Mental health advocates are holding up a yellow light as lawmakers debate the legalization of adult use marijuana. Glenn Liebman of the Mental Health Association of New York is calling for a deeper study on how cannabis can affect the brain.

"We know that marijuana is often a depressive for some people. We're concerned about that. I know they say marijuana is not an addictive medication, but it can be for some people. So we have to be aware of that," Liebman said.

The push to legalize marijuana for adult use was included in Governor Andrew Cuomo's $175 billion budget. Cuomo wants to use some of the revenue generated in taxes by marijuana sales to study the health effects. But Liebman says there should be a review now on how marijuana can especially impact those under the age of 26.

"That is going to have an impact on your brain and we have to study that and we have to look at that. It's a big concern to us," Liebman said.

Liebman wants warning labels included on recreational marijuana sold in New York. And he wants to use a mental health program already in schools to educate kids.

"Let's utilize that mechanism to include education about marijuana in there as well, because there are consequences," Liebman said.

Adult use marijuana legalization is all the more likely in New York now that Democrats control both chambers of the Legislature. But Assembly Speaker Carl Heastie says the negotiations could stretch past the budget, due to pass at the end of March.

"I don't know if six weeks is enough time to get it done. if it can happen, great. But we'll deal with it when we can," Heastie said.

Related to marijuana legalization are criminal justice reforms that could expunge the records of low-level drug offenders. And lawmakers want to ensure retail marijuana licenses are directed to those impacted by current drug laws.
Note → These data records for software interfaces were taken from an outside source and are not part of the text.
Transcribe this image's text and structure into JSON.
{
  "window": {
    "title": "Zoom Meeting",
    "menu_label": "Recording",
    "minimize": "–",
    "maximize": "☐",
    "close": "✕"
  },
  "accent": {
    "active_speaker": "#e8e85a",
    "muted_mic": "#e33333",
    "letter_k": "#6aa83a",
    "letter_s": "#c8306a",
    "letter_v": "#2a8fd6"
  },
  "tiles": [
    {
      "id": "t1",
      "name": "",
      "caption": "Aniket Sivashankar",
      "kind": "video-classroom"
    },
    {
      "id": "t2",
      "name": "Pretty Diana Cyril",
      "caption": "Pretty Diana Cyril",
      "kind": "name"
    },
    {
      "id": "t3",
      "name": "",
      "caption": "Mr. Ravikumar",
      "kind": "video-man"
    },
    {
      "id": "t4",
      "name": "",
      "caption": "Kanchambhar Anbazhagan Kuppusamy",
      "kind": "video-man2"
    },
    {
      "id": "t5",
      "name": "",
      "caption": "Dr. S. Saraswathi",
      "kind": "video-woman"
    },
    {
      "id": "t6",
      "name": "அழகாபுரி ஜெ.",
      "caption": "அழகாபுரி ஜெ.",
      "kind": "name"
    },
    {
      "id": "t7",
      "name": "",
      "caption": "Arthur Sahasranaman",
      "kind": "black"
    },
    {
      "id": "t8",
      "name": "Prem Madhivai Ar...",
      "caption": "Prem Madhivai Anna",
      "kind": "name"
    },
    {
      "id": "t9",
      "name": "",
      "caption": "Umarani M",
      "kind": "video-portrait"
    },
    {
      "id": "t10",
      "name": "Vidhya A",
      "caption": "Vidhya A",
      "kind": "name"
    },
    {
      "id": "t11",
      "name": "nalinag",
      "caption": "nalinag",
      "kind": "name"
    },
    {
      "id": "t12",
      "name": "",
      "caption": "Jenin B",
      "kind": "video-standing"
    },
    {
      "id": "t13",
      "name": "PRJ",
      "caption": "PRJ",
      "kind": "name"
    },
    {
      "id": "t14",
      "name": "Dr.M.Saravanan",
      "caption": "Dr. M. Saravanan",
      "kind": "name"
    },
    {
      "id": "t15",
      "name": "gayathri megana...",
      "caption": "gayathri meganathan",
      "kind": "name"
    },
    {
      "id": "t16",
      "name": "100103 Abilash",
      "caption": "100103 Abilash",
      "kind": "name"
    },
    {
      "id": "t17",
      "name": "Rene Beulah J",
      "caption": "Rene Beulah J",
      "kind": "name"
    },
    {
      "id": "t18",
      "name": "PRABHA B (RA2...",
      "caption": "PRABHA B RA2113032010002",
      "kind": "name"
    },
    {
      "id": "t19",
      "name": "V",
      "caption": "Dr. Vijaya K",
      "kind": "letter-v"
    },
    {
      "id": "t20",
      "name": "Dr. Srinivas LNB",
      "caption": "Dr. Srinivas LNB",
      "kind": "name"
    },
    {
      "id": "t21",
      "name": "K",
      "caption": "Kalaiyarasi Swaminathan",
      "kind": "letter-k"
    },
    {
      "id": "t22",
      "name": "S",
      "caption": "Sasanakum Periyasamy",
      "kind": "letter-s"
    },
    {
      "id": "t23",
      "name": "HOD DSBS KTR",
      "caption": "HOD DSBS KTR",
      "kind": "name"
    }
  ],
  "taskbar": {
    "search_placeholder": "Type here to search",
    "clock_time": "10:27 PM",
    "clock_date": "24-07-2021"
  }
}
"More than getting things done quickly, it's better to get things done correctly," Heastie said. 

The legislative session runs through the end of June.